*** Opening of MATERIAL TO PROCESS ***
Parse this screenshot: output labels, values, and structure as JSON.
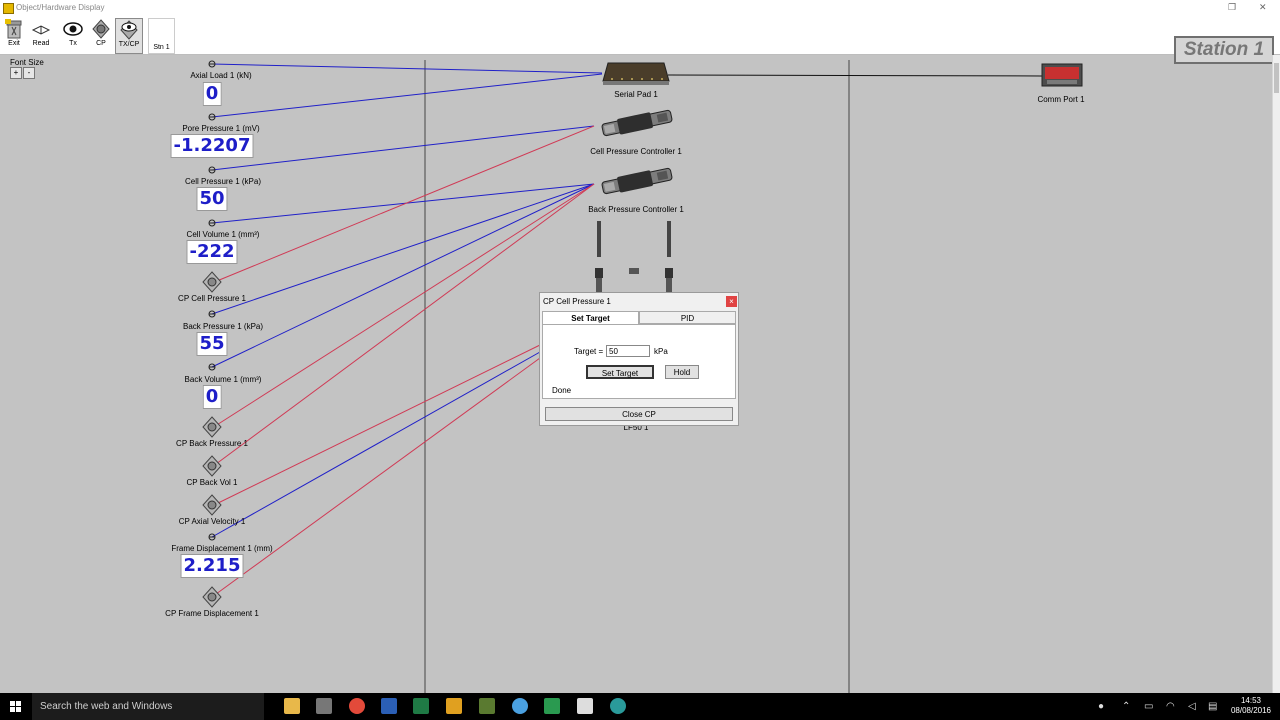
{
  "window": {
    "title": "Object/Hardware Display"
  },
  "toolbar": {
    "buttons": [
      {
        "label": "Exit",
        "icon": "exit-icon"
      },
      {
        "label": "Read",
        "icon": "book-icon"
      },
      {
        "label": "Tx",
        "icon": "eye-icon"
      },
      {
        "label": "CP",
        "icon": "valve-icon"
      },
      {
        "label": "TX/CP",
        "icon": "eye-valve-icon"
      },
      {
        "label": "Stn 1",
        "icon": ""
      }
    ]
  },
  "station_label": "Station 1",
  "font_size": {
    "label": "Font Size",
    "plus": "+",
    "minus": "-"
  },
  "channels": [
    {
      "name": "Axial Load 1  (kN)",
      "value": "0"
    },
    {
      "name": "Pore Pressure 1  (mV)",
      "value": "-1.2207"
    },
    {
      "name": "Cell Pressure 1  (kPa)",
      "value": "50"
    },
    {
      "name": "Cell Volume 1  (mm³)",
      "value": "-222"
    },
    {
      "name": "CP Cell Pressure 1"
    },
    {
      "name": "Back Pressure 1  (kPa)",
      "value": "55"
    },
    {
      "name": "Back Volume 1  (mm³)",
      "value": "0"
    },
    {
      "name": "CP Back Pressure 1"
    },
    {
      "name": "CP Back Vol 1"
    },
    {
      "name": "CP Axial Velocity 1"
    },
    {
      "name": "Frame Displacement 1  (mm)",
      "value": "2.215"
    },
    {
      "name": "CP Frame Displacement 1"
    }
  ],
  "devices": {
    "serial_pad": "Serial Pad 1",
    "cell_pc": "Cell Pressure Controller 1",
    "back_pc": "Back Pressure Controller 1",
    "comm_port": "Comm Port 1",
    "lf50": "LF50 1"
  },
  "dialog": {
    "title": "CP Cell Pressure 1",
    "close_glyph": "×",
    "tabs": [
      "Set Target",
      "PID"
    ],
    "target_label": "Target =",
    "target_value": "50",
    "target_unit": "kPa",
    "set_target_button": "Set Target",
    "hold_button": "Hold",
    "status": "Done",
    "close_button": "Close CP"
  },
  "taskbar": {
    "search_placeholder": "Search the web and Windows",
    "time": "14:53",
    "date": "08/08/2016"
  },
  "colors": {
    "blue_line": "#2020c8",
    "red_line": "#d03a55",
    "value_text": "#1e1ec8"
  }
}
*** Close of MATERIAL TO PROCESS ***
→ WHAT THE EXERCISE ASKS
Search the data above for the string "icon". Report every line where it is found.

→ SOLUTION FOR THIS EXERCISE
        "icon": "exit-icon"
        "icon": "book-icon"
        "icon": "eye-icon"
        "icon": "valve-icon"
        "icon": "eye-valve-icon"
        "icon": ""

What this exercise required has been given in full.